### [WORK TO BE COMPLETED]
The lines to copy from the data below are those that hold the string "price".

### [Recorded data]

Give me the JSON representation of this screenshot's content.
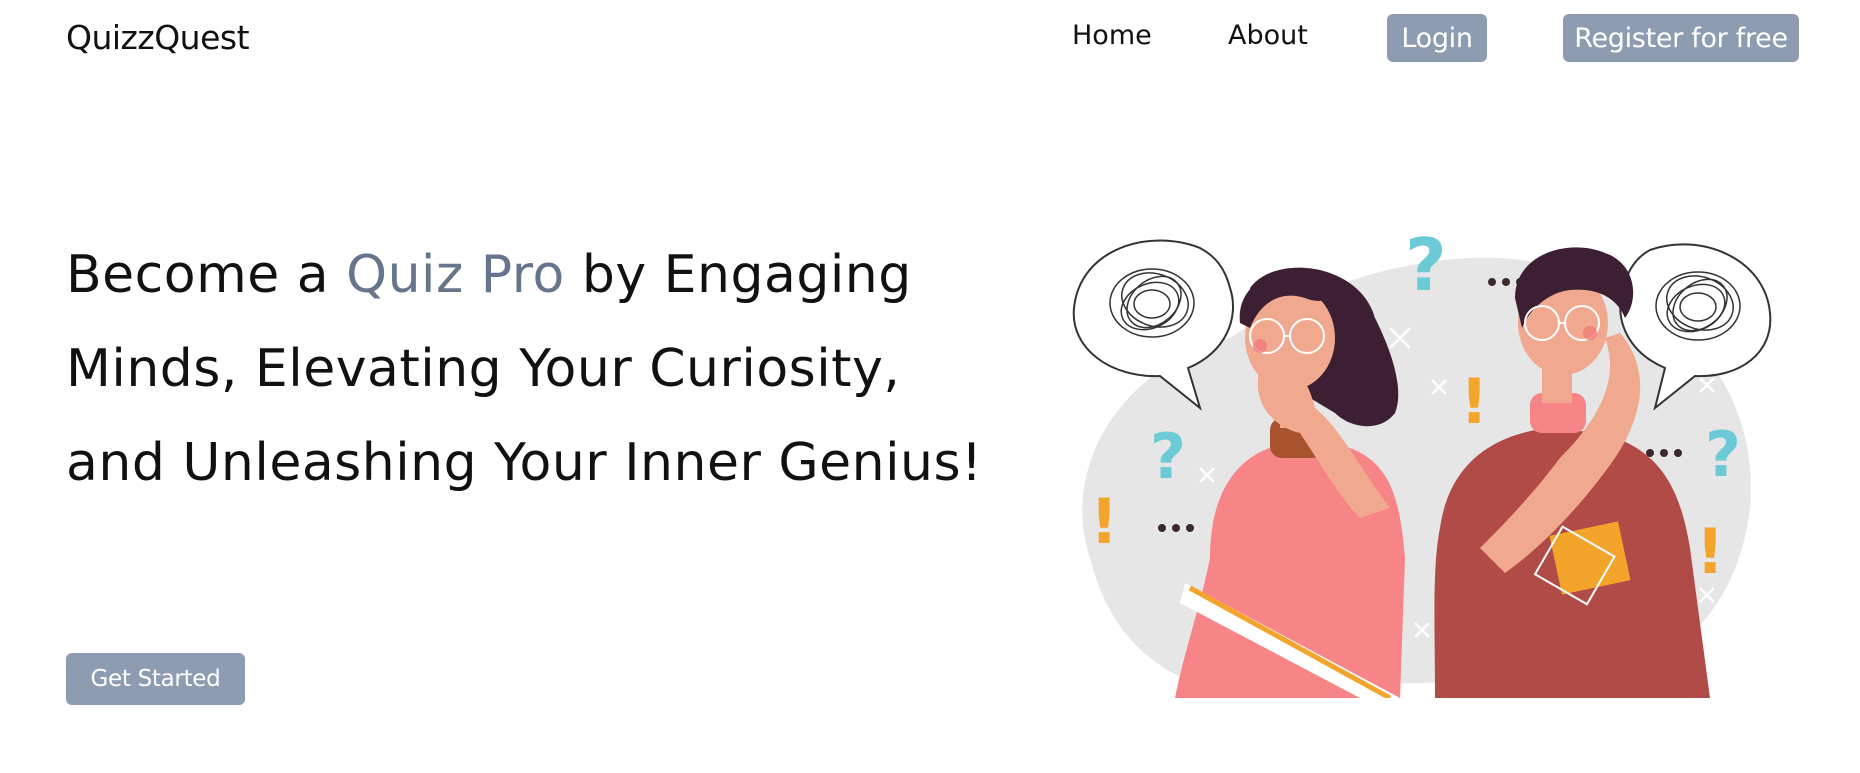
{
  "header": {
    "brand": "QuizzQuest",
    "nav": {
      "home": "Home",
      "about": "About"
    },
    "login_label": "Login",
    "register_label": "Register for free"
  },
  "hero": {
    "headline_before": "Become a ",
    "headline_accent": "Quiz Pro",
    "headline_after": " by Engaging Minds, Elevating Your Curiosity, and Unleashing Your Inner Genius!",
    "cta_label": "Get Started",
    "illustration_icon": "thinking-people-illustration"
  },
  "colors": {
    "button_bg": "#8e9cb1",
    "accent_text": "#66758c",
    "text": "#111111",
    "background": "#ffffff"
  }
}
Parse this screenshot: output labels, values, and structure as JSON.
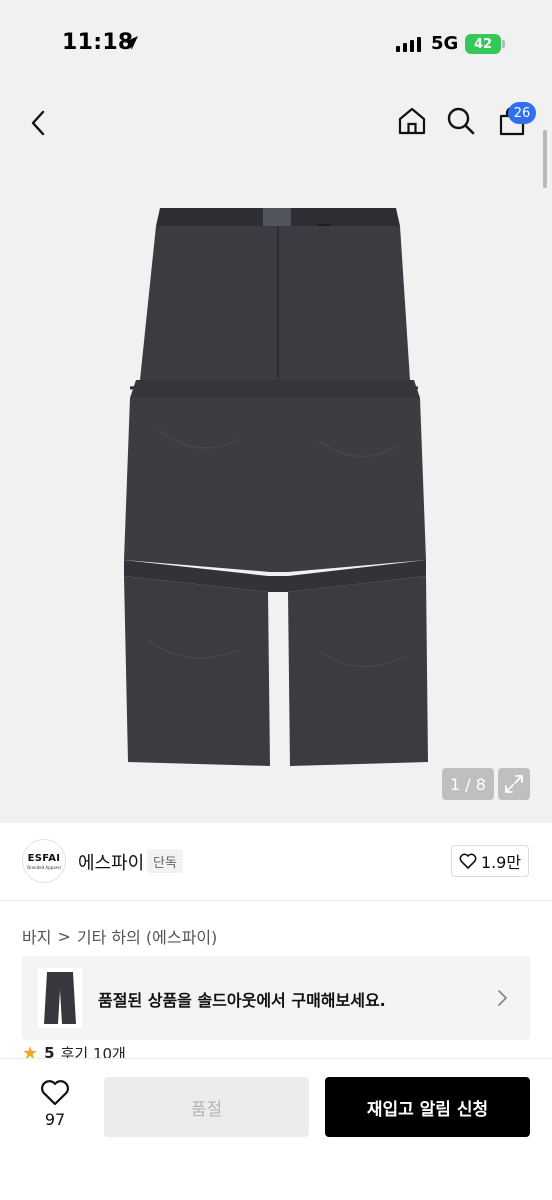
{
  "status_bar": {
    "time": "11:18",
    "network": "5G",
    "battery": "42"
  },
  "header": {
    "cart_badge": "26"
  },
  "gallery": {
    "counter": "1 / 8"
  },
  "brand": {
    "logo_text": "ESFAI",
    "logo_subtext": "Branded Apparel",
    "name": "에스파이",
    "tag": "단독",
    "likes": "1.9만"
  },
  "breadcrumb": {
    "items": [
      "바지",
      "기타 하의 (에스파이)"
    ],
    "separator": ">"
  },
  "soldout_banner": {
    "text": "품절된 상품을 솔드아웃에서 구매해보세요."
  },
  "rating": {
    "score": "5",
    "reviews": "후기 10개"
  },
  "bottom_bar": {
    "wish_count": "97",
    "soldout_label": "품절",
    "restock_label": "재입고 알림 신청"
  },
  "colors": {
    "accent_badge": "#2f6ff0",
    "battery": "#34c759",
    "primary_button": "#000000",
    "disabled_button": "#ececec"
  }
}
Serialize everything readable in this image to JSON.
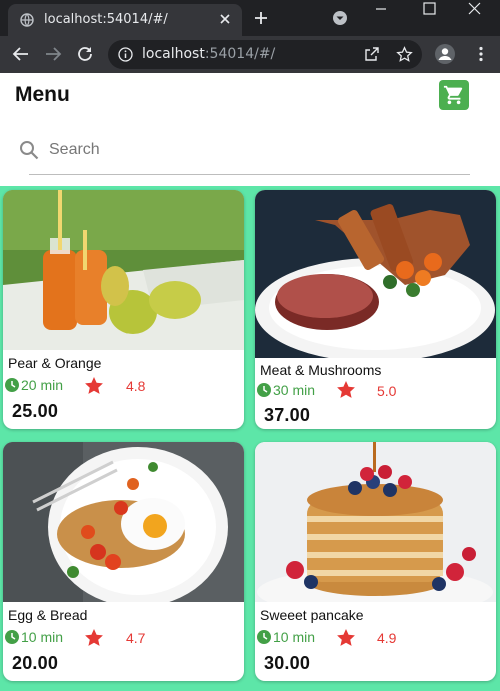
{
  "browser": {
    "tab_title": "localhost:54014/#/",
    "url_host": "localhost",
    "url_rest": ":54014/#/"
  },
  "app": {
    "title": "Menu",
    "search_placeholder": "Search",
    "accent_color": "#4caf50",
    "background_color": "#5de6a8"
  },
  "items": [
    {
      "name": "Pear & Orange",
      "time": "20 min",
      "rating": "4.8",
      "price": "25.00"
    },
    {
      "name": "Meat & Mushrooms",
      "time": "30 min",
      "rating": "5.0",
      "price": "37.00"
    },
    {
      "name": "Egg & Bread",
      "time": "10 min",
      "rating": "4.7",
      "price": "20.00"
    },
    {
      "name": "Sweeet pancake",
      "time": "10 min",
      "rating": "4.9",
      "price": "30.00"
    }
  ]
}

### [EXERCISE RESULT]
      "price": "25.00"
      "price": "37.00"
      "price": "20.00"
      "price": "30.00"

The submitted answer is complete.